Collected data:

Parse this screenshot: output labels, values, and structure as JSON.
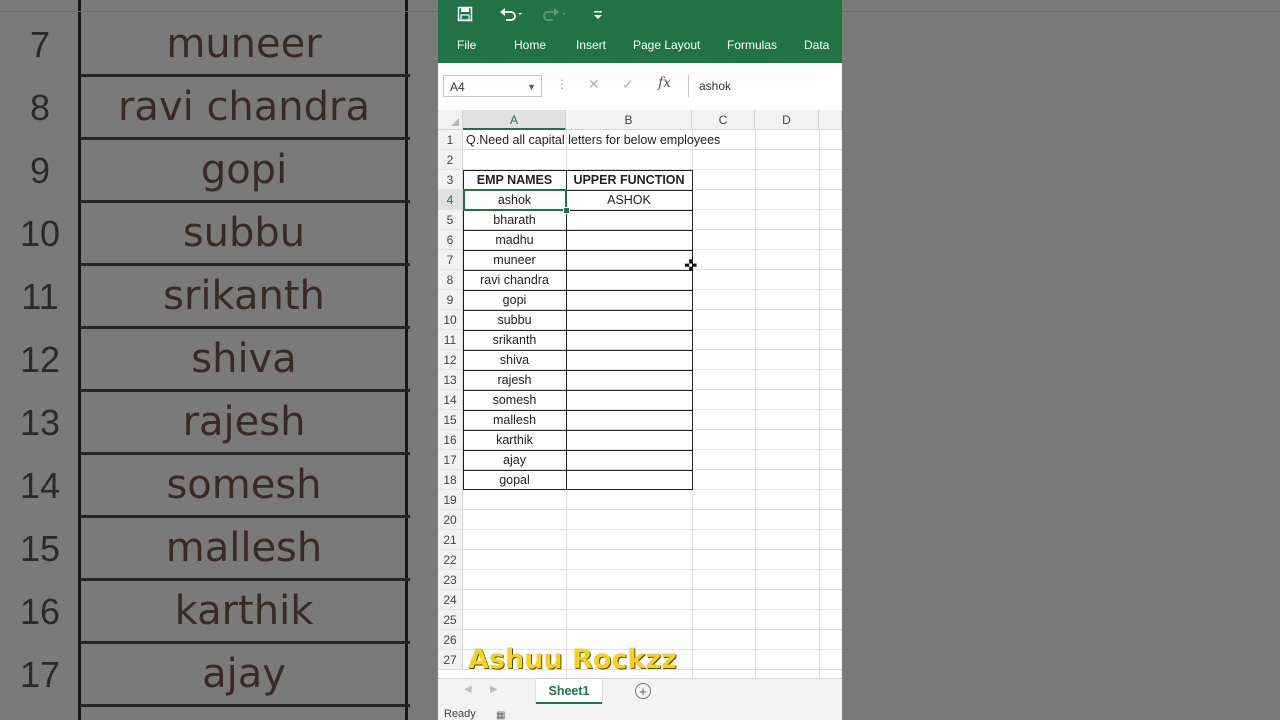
{
  "background": {
    "rows": [
      {
        "num": "7",
        "name": "muneer"
      },
      {
        "num": "8",
        "name": "ravi chandra"
      },
      {
        "num": "9",
        "name": "gopi"
      },
      {
        "num": "10",
        "name": "subbu"
      },
      {
        "num": "11",
        "name": "srikanth"
      },
      {
        "num": "12",
        "name": "shiva"
      },
      {
        "num": "13",
        "name": "rajesh"
      },
      {
        "num": "14",
        "name": "somesh"
      },
      {
        "num": "15",
        "name": "mallesh"
      },
      {
        "num": "16",
        "name": "karthik"
      },
      {
        "num": "17",
        "name": "ajay"
      }
    ]
  },
  "qat": {
    "save_icon": "save-icon",
    "undo_icon": "undo-icon",
    "redo_icon": "redo-icon",
    "customize_icon": "customize-qat-icon"
  },
  "ribbon": {
    "tabs": [
      "File",
      "Home",
      "Insert",
      "Page Layout",
      "Formulas",
      "Data"
    ],
    "color": "#217346"
  },
  "formula_bar": {
    "name_box": "A4",
    "fx_label": "fx",
    "content": "ashok"
  },
  "grid": {
    "columns": [
      "A",
      "B",
      "C",
      "D"
    ],
    "active_column": "A",
    "rows": [
      "1",
      "2",
      "3",
      "4",
      "5",
      "6",
      "7",
      "8",
      "9",
      "10",
      "11",
      "12",
      "13",
      "14",
      "15",
      "16",
      "17",
      "18",
      "19",
      "20",
      "21",
      "22",
      "23",
      "24",
      "25",
      "26",
      "27"
    ],
    "active_row": "4",
    "question": "Q.Need all capital letters for below employees",
    "header_a": "EMP NAMES",
    "header_b": "UPPER FUNCTION",
    "names": [
      "ashok",
      "bharath",
      "madhu",
      "muneer",
      "ravi chandra",
      "gopi",
      "subbu",
      "srikanth",
      "shiva",
      "rajesh",
      "somesh",
      "mallesh",
      "karthik",
      "ajay",
      "gopal"
    ],
    "upper": [
      "ASHOK"
    ]
  },
  "watermark": "Ashuu Rockzz",
  "sheets": {
    "active": "Sheet1",
    "add_icon": "add-sheet-icon"
  },
  "status": {
    "text": "Ready"
  }
}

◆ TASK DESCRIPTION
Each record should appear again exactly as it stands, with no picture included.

◆ TASK SOLUTION
Parse this screenshot: output labels, values, and structure as JSON.
{
  "background": {
    "rows": [
      {
        "num": "7",
        "name": "muneer"
      },
      {
        "num": "8",
        "name": "ravi chandra"
      },
      {
        "num": "9",
        "name": "gopi"
      },
      {
        "num": "10",
        "name": "subbu"
      },
      {
        "num": "11",
        "name": "srikanth"
      },
      {
        "num": "12",
        "name": "shiva"
      },
      {
        "num": "13",
        "name": "rajesh"
      },
      {
        "num": "14",
        "name": "somesh"
      },
      {
        "num": "15",
        "name": "mallesh"
      },
      {
        "num": "16",
        "name": "karthik"
      },
      {
        "num": "17",
        "name": "ajay"
      }
    ]
  },
  "qat": {
    "save_icon": "save-icon",
    "undo_icon": "undo-icon",
    "redo_icon": "redo-icon",
    "customize_icon": "customize-qat-icon"
  },
  "ribbon": {
    "tabs": [
      "File",
      "Home",
      "Insert",
      "Page Layout",
      "Formulas",
      "Data"
    ],
    "color": "#217346"
  },
  "formula_bar": {
    "name_box": "A4",
    "fx_label": "fx",
    "content": "ashok"
  },
  "grid": {
    "columns": [
      "A",
      "B",
      "C",
      "D"
    ],
    "active_column": "A",
    "rows": [
      "1",
      "2",
      "3",
      "4",
      "5",
      "6",
      "7",
      "8",
      "9",
      "10",
      "11",
      "12",
      "13",
      "14",
      "15",
      "16",
      "17",
      "18",
      "19",
      "20",
      "21",
      "22",
      "23",
      "24",
      "25",
      "26",
      "27"
    ],
    "active_row": "4",
    "question": "Q.Need all capital letters for below employees",
    "header_a": "EMP NAMES",
    "header_b": "UPPER FUNCTION",
    "names": [
      "ashok",
      "bharath",
      "madhu",
      "muneer",
      "ravi chandra",
      "gopi",
      "subbu",
      "srikanth",
      "shiva",
      "rajesh",
      "somesh",
      "mallesh",
      "karthik",
      "ajay",
      "gopal"
    ],
    "upper": [
      "ASHOK"
    ]
  },
  "watermark": "Ashuu Rockzz",
  "sheets": {
    "active": "Sheet1",
    "add_icon": "add-sheet-icon"
  },
  "status": {
    "text": "Ready"
  }
}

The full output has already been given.